### What this task involves
Your task is to restate the data word for word.

### Data for this task
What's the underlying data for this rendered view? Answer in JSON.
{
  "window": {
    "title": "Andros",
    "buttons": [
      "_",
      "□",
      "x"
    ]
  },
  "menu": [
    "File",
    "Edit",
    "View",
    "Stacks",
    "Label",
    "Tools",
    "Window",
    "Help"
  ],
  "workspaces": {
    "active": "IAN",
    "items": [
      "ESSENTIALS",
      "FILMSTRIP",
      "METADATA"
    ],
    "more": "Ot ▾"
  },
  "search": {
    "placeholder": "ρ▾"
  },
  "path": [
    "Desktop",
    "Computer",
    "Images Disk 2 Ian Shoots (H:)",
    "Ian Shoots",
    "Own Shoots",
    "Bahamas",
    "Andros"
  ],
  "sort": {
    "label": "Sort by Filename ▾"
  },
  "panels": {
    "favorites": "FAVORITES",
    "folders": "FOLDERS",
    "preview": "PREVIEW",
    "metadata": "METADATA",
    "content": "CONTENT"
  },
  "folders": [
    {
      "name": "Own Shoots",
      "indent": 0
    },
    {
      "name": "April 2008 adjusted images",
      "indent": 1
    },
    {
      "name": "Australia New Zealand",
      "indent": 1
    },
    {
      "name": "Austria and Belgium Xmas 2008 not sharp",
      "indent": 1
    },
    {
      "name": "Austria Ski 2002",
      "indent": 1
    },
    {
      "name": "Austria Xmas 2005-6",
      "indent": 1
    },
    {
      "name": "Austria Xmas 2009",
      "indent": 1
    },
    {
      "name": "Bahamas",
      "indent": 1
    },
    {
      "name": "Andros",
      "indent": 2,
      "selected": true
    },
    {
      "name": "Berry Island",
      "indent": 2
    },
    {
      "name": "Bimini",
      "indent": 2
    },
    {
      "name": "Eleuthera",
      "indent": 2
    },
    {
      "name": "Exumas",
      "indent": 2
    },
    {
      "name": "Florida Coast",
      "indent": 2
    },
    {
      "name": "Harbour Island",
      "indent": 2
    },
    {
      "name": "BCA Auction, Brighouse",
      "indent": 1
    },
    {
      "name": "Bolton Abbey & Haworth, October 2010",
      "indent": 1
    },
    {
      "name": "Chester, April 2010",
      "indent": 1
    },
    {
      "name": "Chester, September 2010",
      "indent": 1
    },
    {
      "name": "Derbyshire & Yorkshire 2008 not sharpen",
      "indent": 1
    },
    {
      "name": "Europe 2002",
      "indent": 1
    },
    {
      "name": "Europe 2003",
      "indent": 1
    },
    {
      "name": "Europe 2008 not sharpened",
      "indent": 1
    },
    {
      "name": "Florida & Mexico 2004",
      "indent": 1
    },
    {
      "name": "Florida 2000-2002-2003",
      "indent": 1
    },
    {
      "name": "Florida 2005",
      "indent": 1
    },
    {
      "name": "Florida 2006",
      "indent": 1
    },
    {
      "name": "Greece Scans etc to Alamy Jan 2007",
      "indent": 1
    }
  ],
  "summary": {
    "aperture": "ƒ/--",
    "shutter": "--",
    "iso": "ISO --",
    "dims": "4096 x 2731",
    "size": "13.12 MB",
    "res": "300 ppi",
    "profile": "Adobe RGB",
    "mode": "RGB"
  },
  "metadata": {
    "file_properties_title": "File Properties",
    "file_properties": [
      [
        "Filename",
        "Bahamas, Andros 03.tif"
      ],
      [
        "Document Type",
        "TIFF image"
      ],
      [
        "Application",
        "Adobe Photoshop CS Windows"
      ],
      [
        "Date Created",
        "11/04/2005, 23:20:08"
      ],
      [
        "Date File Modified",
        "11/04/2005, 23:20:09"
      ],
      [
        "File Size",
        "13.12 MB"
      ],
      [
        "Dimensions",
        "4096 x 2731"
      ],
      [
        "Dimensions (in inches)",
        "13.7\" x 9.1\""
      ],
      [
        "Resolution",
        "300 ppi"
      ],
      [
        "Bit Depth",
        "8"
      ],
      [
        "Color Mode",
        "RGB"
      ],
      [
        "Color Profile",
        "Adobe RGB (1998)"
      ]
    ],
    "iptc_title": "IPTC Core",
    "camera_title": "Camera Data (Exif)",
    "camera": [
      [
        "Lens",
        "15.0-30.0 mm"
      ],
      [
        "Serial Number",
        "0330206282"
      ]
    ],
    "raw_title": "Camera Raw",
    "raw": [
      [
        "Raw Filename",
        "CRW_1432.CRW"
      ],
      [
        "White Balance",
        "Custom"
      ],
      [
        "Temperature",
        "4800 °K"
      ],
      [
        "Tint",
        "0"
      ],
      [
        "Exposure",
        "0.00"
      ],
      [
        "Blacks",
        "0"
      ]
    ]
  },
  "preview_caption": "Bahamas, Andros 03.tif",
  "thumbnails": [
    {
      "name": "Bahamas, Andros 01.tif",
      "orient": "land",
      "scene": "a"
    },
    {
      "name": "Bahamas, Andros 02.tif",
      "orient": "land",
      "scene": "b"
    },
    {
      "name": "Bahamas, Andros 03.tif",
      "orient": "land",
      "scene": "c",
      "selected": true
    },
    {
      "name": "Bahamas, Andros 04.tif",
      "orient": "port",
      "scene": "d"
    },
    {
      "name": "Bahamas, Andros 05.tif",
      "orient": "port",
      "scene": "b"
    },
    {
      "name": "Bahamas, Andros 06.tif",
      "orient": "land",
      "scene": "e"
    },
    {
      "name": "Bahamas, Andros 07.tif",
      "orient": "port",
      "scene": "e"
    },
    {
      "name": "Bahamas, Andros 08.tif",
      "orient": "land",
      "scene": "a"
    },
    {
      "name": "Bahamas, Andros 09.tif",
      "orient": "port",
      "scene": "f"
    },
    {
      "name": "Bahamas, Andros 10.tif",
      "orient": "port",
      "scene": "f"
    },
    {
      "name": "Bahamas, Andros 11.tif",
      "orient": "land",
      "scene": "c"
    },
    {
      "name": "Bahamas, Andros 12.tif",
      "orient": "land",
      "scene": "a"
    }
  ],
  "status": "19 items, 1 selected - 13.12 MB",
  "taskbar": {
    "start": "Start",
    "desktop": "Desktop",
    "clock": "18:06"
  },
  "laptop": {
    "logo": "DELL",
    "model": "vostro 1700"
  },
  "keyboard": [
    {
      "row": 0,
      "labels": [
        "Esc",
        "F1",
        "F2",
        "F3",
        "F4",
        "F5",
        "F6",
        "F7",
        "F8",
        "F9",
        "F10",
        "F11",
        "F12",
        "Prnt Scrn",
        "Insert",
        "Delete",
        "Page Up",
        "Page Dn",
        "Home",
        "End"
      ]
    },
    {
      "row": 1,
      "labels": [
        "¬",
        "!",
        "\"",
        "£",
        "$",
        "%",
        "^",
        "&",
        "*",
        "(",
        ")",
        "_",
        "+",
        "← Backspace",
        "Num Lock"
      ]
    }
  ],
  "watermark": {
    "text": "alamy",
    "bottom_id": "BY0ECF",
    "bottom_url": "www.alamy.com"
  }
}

### Expected output
What's the underlying data for this rendered view? Answer in JSON.
{
  "window": {
    "title": "Andros",
    "buttons": [
      "_",
      "□",
      "x"
    ]
  },
  "menu": [
    "File",
    "Edit",
    "View",
    "Stacks",
    "Label",
    "Tools",
    "Window",
    "Help"
  ],
  "workspaces": {
    "active": "IAN",
    "items": [
      "ESSENTIALS",
      "FILMSTRIP",
      "METADATA"
    ],
    "more": "Ot ▾"
  },
  "search": {
    "placeholder": "ρ▾"
  },
  "path": [
    "Desktop",
    "Computer",
    "Images Disk 2 Ian Shoots (H:)",
    "Ian Shoots",
    "Own Shoots",
    "Bahamas",
    "Andros"
  ],
  "sort": {
    "label": "Sort by Filename ▾"
  },
  "panels": {
    "favorites": "FAVORITES",
    "folders": "FOLDERS",
    "preview": "PREVIEW",
    "metadata": "METADATA",
    "content": "CONTENT"
  },
  "folders": [
    {
      "name": "Own Shoots",
      "indent": 0
    },
    {
      "name": "April 2008 adjusted images",
      "indent": 1
    },
    {
      "name": "Australia New Zealand",
      "indent": 1
    },
    {
      "name": "Austria and Belgium Xmas 2008 not sharp",
      "indent": 1
    },
    {
      "name": "Austria Ski 2002",
      "indent": 1
    },
    {
      "name": "Austria Xmas 2005-6",
      "indent": 1
    },
    {
      "name": "Austria Xmas 2009",
      "indent": 1
    },
    {
      "name": "Bahamas",
      "indent": 1
    },
    {
      "name": "Andros",
      "indent": 2,
      "selected": true
    },
    {
      "name": "Berry Island",
      "indent": 2
    },
    {
      "name": "Bimini",
      "indent": 2
    },
    {
      "name": "Eleuthera",
      "indent": 2
    },
    {
      "name": "Exumas",
      "indent": 2
    },
    {
      "name": "Florida Coast",
      "indent": 2
    },
    {
      "name": "Harbour Island",
      "indent": 2
    },
    {
      "name": "BCA Auction, Brighouse",
      "indent": 1
    },
    {
      "name": "Bolton Abbey & Haworth, October 2010",
      "indent": 1
    },
    {
      "name": "Chester, April 2010",
      "indent": 1
    },
    {
      "name": "Chester, September 2010",
      "indent": 1
    },
    {
      "name": "Derbyshire & Yorkshire 2008 not sharpen",
      "indent": 1
    },
    {
      "name": "Europe 2002",
      "indent": 1
    },
    {
      "name": "Europe 2003",
      "indent": 1
    },
    {
      "name": "Europe 2008 not sharpened",
      "indent": 1
    },
    {
      "name": "Florida & Mexico 2004",
      "indent": 1
    },
    {
      "name": "Florida 2000-2002-2003",
      "indent": 1
    },
    {
      "name": "Florida 2005",
      "indent": 1
    },
    {
      "name": "Florida 2006",
      "indent": 1
    },
    {
      "name": "Greece Scans etc to Alamy Jan 2007",
      "indent": 1
    }
  ],
  "summary": {
    "aperture": "ƒ/--",
    "shutter": "--",
    "iso": "ISO --",
    "dims": "4096 x 2731",
    "size": "13.12 MB",
    "res": "300 ppi",
    "profile": "Adobe RGB",
    "mode": "RGB"
  },
  "metadata": {
    "file_properties_title": "File Properties",
    "file_properties": [
      [
        "Filename",
        "Bahamas, Andros 03.tif"
      ],
      [
        "Document Type",
        "TIFF image"
      ],
      [
        "Application",
        "Adobe Photoshop CS Windows"
      ],
      [
        "Date Created",
        "11/04/2005, 23:20:08"
      ],
      [
        "Date File Modified",
        "11/04/2005, 23:20:09"
      ],
      [
        "File Size",
        "13.12 MB"
      ],
      [
        "Dimensions",
        "4096 x 2731"
      ],
      [
        "Dimensions (in inches)",
        "13.7\" x 9.1\""
      ],
      [
        "Resolution",
        "300 ppi"
      ],
      [
        "Bit Depth",
        "8"
      ],
      [
        "Color Mode",
        "RGB"
      ],
      [
        "Color Profile",
        "Adobe RGB (1998)"
      ]
    ],
    "iptc_title": "IPTC Core",
    "camera_title": "Camera Data (Exif)",
    "camera": [
      [
        "Lens",
        "15.0-30.0 mm"
      ],
      [
        "Serial Number",
        "0330206282"
      ]
    ],
    "raw_title": "Camera Raw",
    "raw": [
      [
        "Raw Filename",
        "CRW_1432.CRW"
      ],
      [
        "White Balance",
        "Custom"
      ],
      [
        "Temperature",
        "4800 °K"
      ],
      [
        "Tint",
        "0"
      ],
      [
        "Exposure",
        "0.00"
      ],
      [
        "Blacks",
        "0"
      ]
    ]
  },
  "preview_caption": "Bahamas, Andros 03.tif",
  "thumbnails": [
    {
      "name": "Bahamas, Andros 01.tif",
      "orient": "land",
      "scene": "a"
    },
    {
      "name": "Bahamas, Andros 02.tif",
      "orient": "land",
      "scene": "b"
    },
    {
      "name": "Bahamas, Andros 03.tif",
      "orient": "land",
      "scene": "c",
      "selected": true
    },
    {
      "name": "Bahamas, Andros 04.tif",
      "orient": "port",
      "scene": "d"
    },
    {
      "name": "Bahamas, Andros 05.tif",
      "orient": "port",
      "scene": "b"
    },
    {
      "name": "Bahamas, Andros 06.tif",
      "orient": "land",
      "scene": "e"
    },
    {
      "name": "Bahamas, Andros 07.tif",
      "orient": "port",
      "scene": "e"
    },
    {
      "name": "Bahamas, Andros 08.tif",
      "orient": "land",
      "scene": "a"
    },
    {
      "name": "Bahamas, Andros 09.tif",
      "orient": "port",
      "scene": "f"
    },
    {
      "name": "Bahamas, Andros 10.tif",
      "orient": "port",
      "scene": "f"
    },
    {
      "name": "Bahamas, Andros 11.tif",
      "orient": "land",
      "scene": "c"
    },
    {
      "name": "Bahamas, Andros 12.tif",
      "orient": "land",
      "scene": "a"
    }
  ],
  "status": "19 items, 1 selected - 13.12 MB",
  "taskbar": {
    "start": "Start",
    "desktop": "Desktop",
    "clock": "18:06"
  },
  "laptop": {
    "logo": "DELL",
    "model": "vostro 1700"
  },
  "keyboard": [
    {
      "row": 0,
      "labels": [
        "Esc",
        "F1",
        "F2",
        "F3",
        "F4",
        "F5",
        "F6",
        "F7",
        "F8",
        "F9",
        "F10",
        "F11",
        "F12",
        "Prnt Scrn",
        "Insert",
        "Delete",
        "Page Up",
        "Page Dn",
        "Home",
        "End"
      ]
    },
    {
      "row": 1,
      "labels": [
        "¬",
        "!",
        "\"",
        "£",
        "$",
        "%",
        "^",
        "&",
        "*",
        "(",
        ")",
        "_",
        "+",
        "← Backspace",
        "Num Lock"
      ]
    }
  ],
  "watermark": {
    "text": "alamy",
    "bottom_id": "BY0ECF",
    "bottom_url": "www.alamy.com"
  }
}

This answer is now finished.